The report from state lawmakers in the influential Legislative Finance Committee said New Mexico already has a much harder time finding preschool teachers with college degrees in New Mexico than most other states. The governor’s administration is working on recruitment efforts like providing free college tuition for students going into early childhood education and giving on-the-job training for professional development. However, one of the biggest challenges comes down to pay.
“Even though it’s like a really fun and rewarding profession, if people can’t afford to take care of their own families on their salary then it’s not going to attract the really talented educators we want and need in those classrooms,” said McCoy. The state’s new ECECD said pre-k educators get paid $10 an hour on average. The department wants to boost that. There are 11,045 New Mexico kids in pre-k right now but the state wants to grow that number quickly, which means more preschools, more teachers and more oversight over the next few years.
LFC’s report warns about expanding too quickly, making sure the quality’s there first. “We do site visits on a regular basis to make sure the environments are really conducive to learning and growth of little ones and we have a tiered quality system that care centers can achieve,” said McCoy. “It’s a stars-based system with one to five stars with five stars being the highest quality and there’s a range of indicators that we use to measure that.”
The state said there are plans for 20 private preschools in Albuquerque alone. They’ll get state and federal funding and they all need to hire teachers. The governor has made it known she wants free pre-k for every New Mexican who wants it. While the state said we’re getting closer to meeting that goal, they don’t have a timeline for when that will happen.

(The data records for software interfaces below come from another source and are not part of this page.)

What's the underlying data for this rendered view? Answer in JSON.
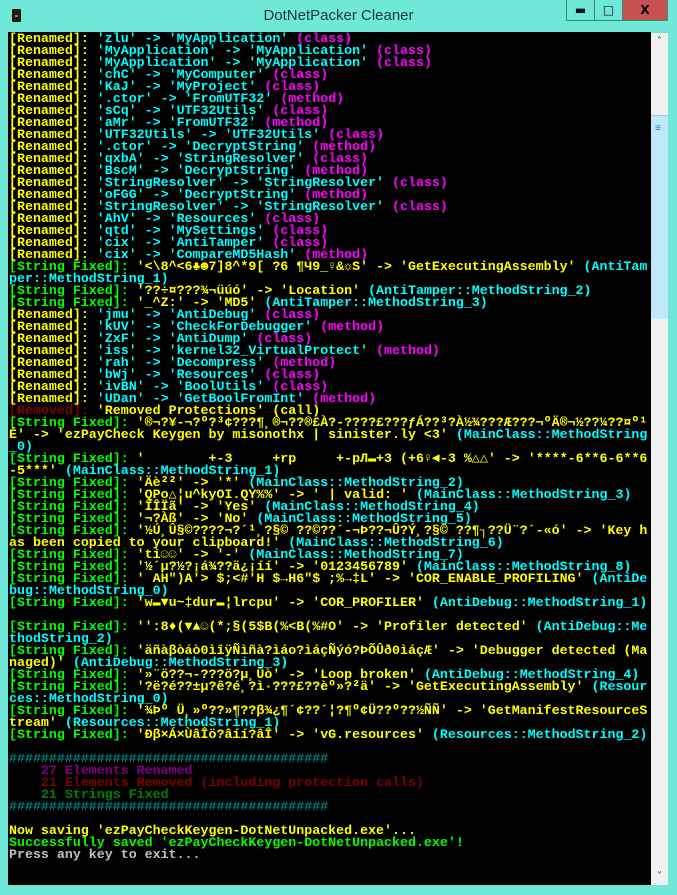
{
  "window": {
    "title": "DotNetPacker Cleaner",
    "minimize": "▬",
    "maximize": "□",
    "close": "X"
  },
  "colors": {
    "yellow": "#ffff00",
    "cyan": "#00ffff",
    "magenta": "#ff00ff",
    "green": "#00ff00",
    "darkred": "#800000",
    "purple": "#800080",
    "darkgreen": "#008000",
    "teal": "#008080",
    "gray": "#c0c0c0"
  },
  "lines": [
    {
      "type": "renamed",
      "label": "[Renamed]: ",
      "body": "'zlu' -> 'MyApplication' ",
      "tag": "(class)"
    },
    {
      "type": "renamed",
      "label": "[Renamed]: ",
      "body": "'MyApplication' -> 'MyApplication' ",
      "tag": "(class)"
    },
    {
      "type": "renamed",
      "label": "[Renamed]: ",
      "body": "'MyApplication' -> 'MyApplication' ",
      "tag": "(class)"
    },
    {
      "type": "renamed",
      "label": "[Renamed]: ",
      "body": "'chC' -> 'MyComputer' ",
      "tag": "(class)"
    },
    {
      "type": "renamed",
      "label": "[Renamed]: ",
      "body": "'KaJ' -> 'MyProject' ",
      "tag": "(class)"
    },
    {
      "type": "renamed",
      "label": "[Renamed]: ",
      "body": "'.ctor' -> 'FromUTF32' ",
      "tag": "(method)"
    },
    {
      "type": "renamed",
      "label": "[Renamed]: ",
      "body": "'sCq' -> 'UTF32Utils' ",
      "tag": "(class)"
    },
    {
      "type": "renamed",
      "label": "[Renamed]: ",
      "body": "'aMr' -> 'FromUTF32' ",
      "tag": "(method)"
    },
    {
      "type": "renamed",
      "label": "[Renamed]: ",
      "body": "'UTF32Utils' -> 'UTF32Utils' ",
      "tag": "(class)"
    },
    {
      "type": "renamed",
      "label": "[Renamed]: ",
      "body": "'.ctor' -> 'DecryptString' ",
      "tag": "(method)"
    },
    {
      "type": "renamed",
      "label": "[Renamed]: ",
      "body": "'qxbA' -> 'StringResolver' ",
      "tag": "(class)"
    },
    {
      "type": "renamed",
      "label": "[Renamed]: ",
      "body": "'BscM' -> 'DecryptString' ",
      "tag": "(method)"
    },
    {
      "type": "renamed",
      "label": "[Renamed]: ",
      "body": "'StringResolver' -> 'StringResolver' ",
      "tag": "(class)"
    },
    {
      "type": "renamed",
      "label": "[Renamed]: ",
      "body": "'oFGG' -> 'DecryptString' ",
      "tag": "(method)"
    },
    {
      "type": "renamed",
      "label": "[Renamed]: ",
      "body": "'StringResolver' -> 'StringResolver' ",
      "tag": "(class)"
    },
    {
      "type": "renamed",
      "label": "[Renamed]: ",
      "body": "'AhV' -> 'Resources' ",
      "tag": "(class)"
    },
    {
      "type": "renamed",
      "label": "[Renamed]: ",
      "body": "'qtd' -> 'MySettings' ",
      "tag": "(class)"
    },
    {
      "type": "renamed",
      "label": "[Renamed]: ",
      "body": "'cix' -> 'AntiTamper' ",
      "tag": "(class)"
    },
    {
      "type": "renamed",
      "label": "[Renamed]: ",
      "body": "'cix' -> 'CompareMD5Hash' ",
      "tag": "(method)"
    },
    {
      "type": "string",
      "label": "[String Fixed]: ",
      "body": "'<\\8^<6♣☻7]8^*9[ ?6 ¶Ч9_♀&☼S' -> 'GetExecutingAssembly' ",
      "tag": "(AntiTamper::MethodString_1)"
    },
    {
      "type": "string",
      "label": "[String Fixed]: ",
      "body": "'??÷¤???¾¬üúó' -> 'Location' ",
      "tag": "(AntiTamper::MethodString_2)"
    },
    {
      "type": "string",
      "label": "[String Fixed]: ",
      "body": "'_^Z:' -> 'MD5' ",
      "tag": "(AntiTamper::MethodString_3)"
    },
    {
      "type": "renamed",
      "label": "[Renamed]: ",
      "body": "'jmu' -> 'AntiDebug' ",
      "tag": "(class)"
    },
    {
      "type": "renamed",
      "label": "[Renamed]: ",
      "body": "'kUV' -> 'CheckForDebugger' ",
      "tag": "(method)"
    },
    {
      "type": "renamed",
      "label": "[Renamed]: ",
      "body": "'ZxF' -> 'AntiDump' ",
      "tag": "(class)"
    },
    {
      "type": "renamed",
      "label": "[Renamed]: ",
      "body": "'iss' -> 'kernel32_VirtualProtect' ",
      "tag": "(method)"
    },
    {
      "type": "renamed",
      "label": "[Renamed]: ",
      "body": "'rah' -> 'Decompress' ",
      "tag": "(method)"
    },
    {
      "type": "renamed",
      "label": "[Renamed]: ",
      "body": "'bWj' -> 'Resources' ",
      "tag": "(class)"
    },
    {
      "type": "renamed",
      "label": "[Renamed]: ",
      "body": "'ivBN' -> 'BoolUtils' ",
      "tag": "(class)"
    },
    {
      "type": "renamed",
      "label": "[Renamed]: ",
      "body": "'UDan' -> 'GetBoolFromInt' ",
      "tag": "(method)"
    },
    {
      "type": "removed",
      "label": "[Removed]: ",
      "body": "'Removed Protections' ",
      "tag": "(call)"
    },
    {
      "type": "string",
      "label": "[String Fixed]: ",
      "body": "'®¬?¥-¬?º?³¢???¶¸®¬??®£À?-????£???ƒÁ??³?À½¾???Æ???¬ºÄ®¬½??¼??¤º¹É' -> 'ezPayCheck Keygen by misonothx | sinister.ly <3' ",
      "tag": "(MainClass::MethodString_0)"
    },
    {
      "type": "string",
      "label": "[String Fixed]: ",
      "body": "'        +-3     +rp     +-pЛ▬+3 (+6♀◄-3 %△△' -> '****-6**6-6**6-5***' ",
      "tag": "(MainClass::MethodString_1)"
    },
    {
      "type": "string",
      "label": "[String Fixed]: ",
      "body": "'Äè²²' -> '*' ",
      "tag": "(MainClass::MethodString_2)"
    },
    {
      "type": "string",
      "label": "[String Fixed]: ",
      "body": "'QPo△¦u^kyOI.QY%%' -> ' | valid: ' ",
      "tag": "(MainClass::MethodString_3)"
    },
    {
      "type": "string",
      "label": "[String Fixed]: ",
      "body": "'ÎÎÏã' -> 'Yes' ",
      "tag": "(MainClass::MethodString_4)"
    },
    {
      "type": "string",
      "label": "[String Fixed]: ",
      "body": "'¬?Àß' -> 'No' ",
      "tag": "(MainClass::MethodString_5)"
    },
    {
      "type": "string",
      "label": "[String Fixed]: ",
      "body": "'½Ú¸Û§©????¬?´¹¸?§© ??©??´-¬Þ??¬Û?Ý¸?§© ??¶┐??Ü¨?´-«ó' -> 'Key has been copied to your clipboard!' ",
      "tag": "(MainClass::MethodString_6)"
    },
    {
      "type": "string",
      "label": "[String Fixed]: ",
      "body": "'ti☺☺' -> '-' ",
      "tag": "(MainClass::MethodString_7)"
    },
    {
      "type": "string",
      "label": "[String Fixed]: ",
      "body": "'½´µ?½?¡á¾??ä¿¡íí' -> '0123456789' ",
      "tag": "(MainClass::MethodString_8)"
    },
    {
      "type": "string",
      "label": "[String Fixed]: ",
      "body": "' AH\")A'> $;<#'H $→H6\"$ ;%→‡L' -> 'COR_ENABLE_PROFILING' ",
      "tag": "(AntiDebug::MethodString_0)"
    },
    {
      "type": "string",
      "label": "[String Fixed]: ",
      "body": "'w▬▼u~‡dur▬¦lrcpu' -> 'COR_PROFILER' ",
      "tag": "(AntiDebug::MethodString_1)"
    },
    {
      "type": "blank"
    },
    {
      "type": "string",
      "label": "[String Fixed]: ",
      "body": "'':8♦(▼▲☺(*;§(5$B(%<B(%#O' -> 'Profiler detected' ",
      "tag": "(AntiDebug::MethodString_2)"
    },
    {
      "type": "string",
      "label": "[String Fixed]: ",
      "body": "'äñàβòáò0ìîÿÑìñà?ìáo?ìáçÑýó?ÞÕÛð0ìáçÆ' -> 'Debugger detected (Managed)' ",
      "tag": "(AntiDebug::MethodString_3)"
    },
    {
      "type": "string",
      "label": "[String Fixed]: ",
      "body": "'»¨ö??¬-???ö?µ¸Ûò' -> 'Loop broken' ",
      "tag": "(AntiDebug::MethodString_4)"
    },
    {
      "type": "string",
      "label": "[String Fixed]: ",
      "body": "'?ë?é??±µ?ê?é¸?ì·???£??èº»?²ä' -> 'GetExecutingAssembly' ",
      "tag": "(Resources::MethodString_0)"
    },
    {
      "type": "string",
      "label": "[String Fixed]: ",
      "body": "'¾Þº Ü¸»º??»¶??β¾¿¶´¢??´¦?¶º¢Ü??º??½ÑÑ' -> 'GetManifestResourceStream' ",
      "tag": "(Resources::MethodString_1)"
    },
    {
      "type": "string",
      "label": "[String Fixed]: ",
      "body": "'Ðβ×Á×ÙâÎö?âíí?âÎ' -> 'vG.resources' ",
      "tag": "(Resources::MethodString_2)"
    },
    {
      "type": "blank"
    },
    {
      "type": "plain",
      "color": "teal",
      "text": "########################################"
    },
    {
      "type": "plain",
      "color": "purple",
      "text": "    27 Elements Renamed"
    },
    {
      "type": "plain",
      "color": "darkred",
      "text": "    21 Elements Removed (including protection calls)"
    },
    {
      "type": "plain",
      "color": "darkgreen",
      "text": "    21 Strings Fixed"
    },
    {
      "type": "plain",
      "color": "teal",
      "text": "########################################"
    },
    {
      "type": "blank"
    },
    {
      "type": "plain",
      "color": "yellow",
      "text": "Now saving 'ezPayCheckKeygen-DotNetUnpacked.exe'..."
    },
    {
      "type": "plain",
      "color": "green",
      "text": "Successfully saved 'ezPayCheckKeygen-DotNetUnpacked.exe'!"
    },
    {
      "type": "plain",
      "color": "gray",
      "text": "Press any key to exit..."
    }
  ],
  "scrollbar": {
    "up": "˄",
    "down": "˅",
    "grip": "≡"
  }
}
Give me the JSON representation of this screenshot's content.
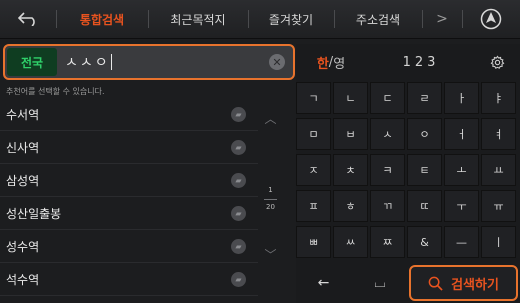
{
  "tabs": {
    "items": [
      "통합검색",
      "최근목적지",
      "즐겨찾기",
      "주소검색"
    ],
    "more": ">"
  },
  "search": {
    "region": "전국",
    "query": "ㅅㅅㅇ",
    "clear": "✕"
  },
  "suggestions": {
    "hint": "추천어를 선택할 수 있습니다.",
    "items": [
      "수서역",
      "신사역",
      "삼성역",
      "성산일출봉",
      "성수역",
      "석수역"
    ],
    "page_current": "1",
    "page_total": "20"
  },
  "keyboard": {
    "mode_korean": "한",
    "mode_sep": "/",
    "mode_english": "영",
    "mode_numbers": "123",
    "rows": [
      [
        "ㄱ",
        "ㄴ",
        "ㄷ",
        "ㄹ",
        "ㅏ",
        "ㅑ"
      ],
      [
        "ㅁ",
        "ㅂ",
        "ㅅ",
        "ㅇ",
        "ㅓ",
        "ㅕ"
      ],
      [
        "ㅈ",
        "ㅊ",
        "ㅋ",
        "ㅌ",
        "ㅗ",
        "ㅛ"
      ],
      [
        "ㅍ",
        "ㅎ",
        "ㄲ",
        "ㄸ",
        "ㅜ",
        "ㅠ"
      ],
      [
        "ㅃ",
        "ㅆ",
        "ㅉ",
        "&",
        "—",
        "ㅣ"
      ]
    ],
    "backspace": "←",
    "space": "⌴",
    "search_label": "검색하기"
  },
  "icons": {
    "back": "back-arrow-icon",
    "navigation": "navigation-arrow-icon",
    "gear": "gear-icon",
    "search": "search-icon"
  },
  "colors": {
    "accent": "#e8531f",
    "highlight_border": "#e8732d",
    "region_text": "#2fd06a",
    "background": "#1c1d1f"
  }
}
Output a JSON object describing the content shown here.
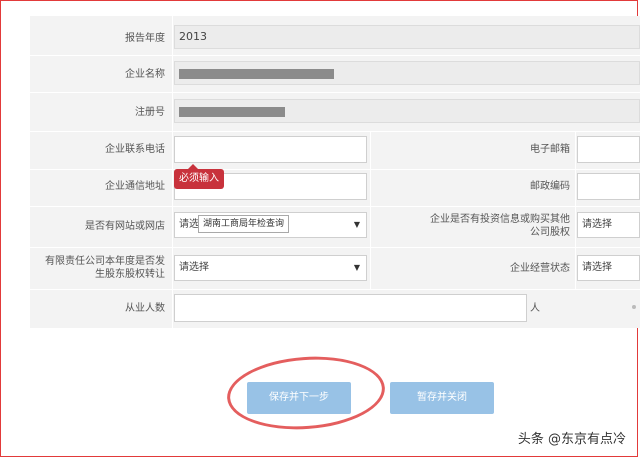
{
  "form": {
    "report_year_label": "报告年度",
    "report_year_value": "2013",
    "company_name_label": "企业名称",
    "reg_number_label": "注册号",
    "phone_label": "企业联系电话",
    "email_label": "电子邮箱",
    "address_label": "企业通信地址",
    "postcode_label": "邮政编码",
    "website_label": "是否有网站或网店",
    "website_select": "请选",
    "investment_label": "企业是否有投资信息或购买其他公司股权",
    "investment_select": "请选择",
    "equity_transfer_label": "有限责任公司本年度是否发生股东股权转让",
    "equity_transfer_select": "请选择",
    "operation_status_label": "企业经营状态",
    "operation_status_select": "请选择",
    "employees_label": "从业人数",
    "employees_unit": "人"
  },
  "validation": {
    "required_tooltip": "必须输入"
  },
  "hint_tooltip": "湖南工商局年检查询",
  "buttons": {
    "save_next": "保存并下一步",
    "save_close": "暂存并关闭"
  },
  "watermark": "头条 @东京有点冷"
}
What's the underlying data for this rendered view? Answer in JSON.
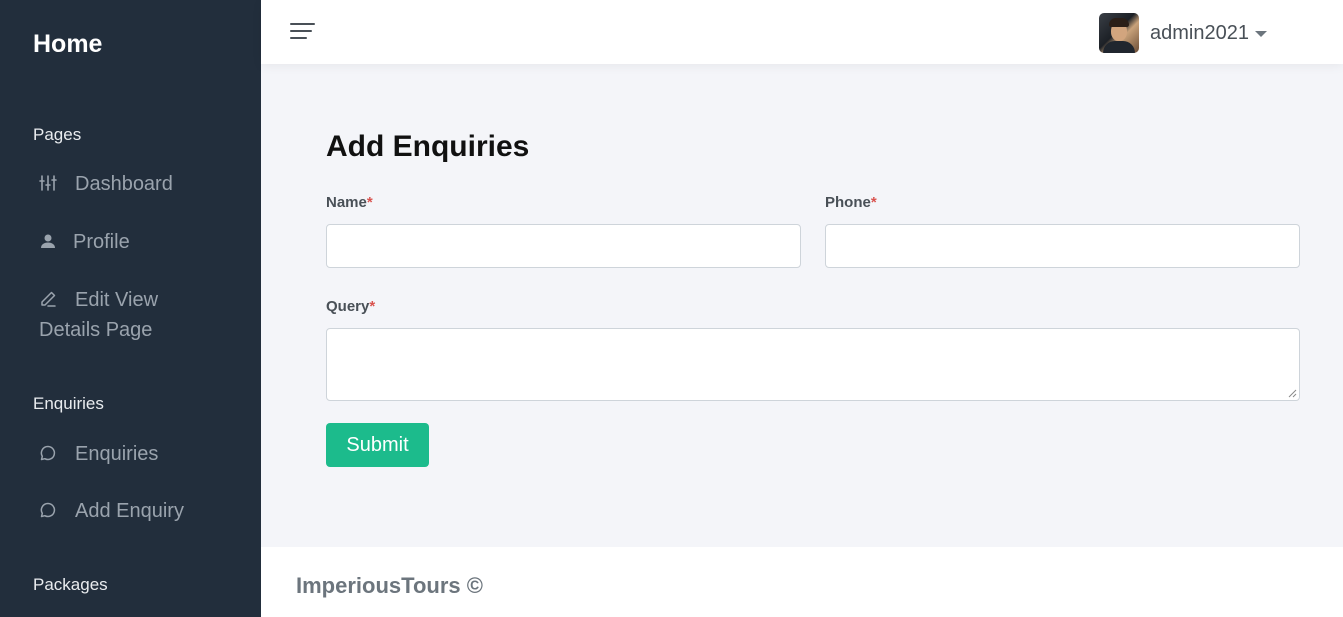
{
  "sidebar": {
    "brand": "Home",
    "sections": [
      {
        "header": "Pages",
        "items": [
          {
            "label": "Dashboard",
            "icon": "sliders-icon"
          },
          {
            "label": "Profile",
            "icon": "user-icon"
          },
          {
            "label_line1": "Edit View",
            "label_line2": "Details Page",
            "icon": "edit-icon"
          }
        ]
      },
      {
        "header": "Enquiries",
        "items": [
          {
            "label": "Enquiries",
            "icon": "message-circle-icon"
          },
          {
            "label": "Add Enquiry",
            "icon": "message-circle-icon"
          }
        ]
      },
      {
        "header": "Packages",
        "items": []
      }
    ]
  },
  "topbar": {
    "menu_icon": "hamburger-menu-icon",
    "user": {
      "name": "admin2021",
      "dropdown_icon": "caret-down-icon"
    }
  },
  "form": {
    "title": "Add Enquiries",
    "fields": [
      {
        "label": "Name",
        "required_mark": "*",
        "value": "",
        "placeholder": ""
      },
      {
        "label": "Phone",
        "required_mark": "*",
        "value": "",
        "placeholder": ""
      },
      {
        "label": "Query",
        "required_mark": "*",
        "value": "",
        "placeholder": ""
      }
    ],
    "submit_label": "Submit"
  },
  "footer": {
    "text": "ImperiousTours ©"
  },
  "colors": {
    "sidebar_bg": "#222e3c",
    "submit_green": "#1cbb8c",
    "required_red": "#d9534f",
    "content_bg": "#f4f5f9"
  }
}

The ECECD will host a job fair on Saturday from 10 a.m. to 1 p.m. for those 20 preschools who are hiring in Albuquerque. For more information, visit nmececd.org/2021/08/05/early-childhood-job-fairs.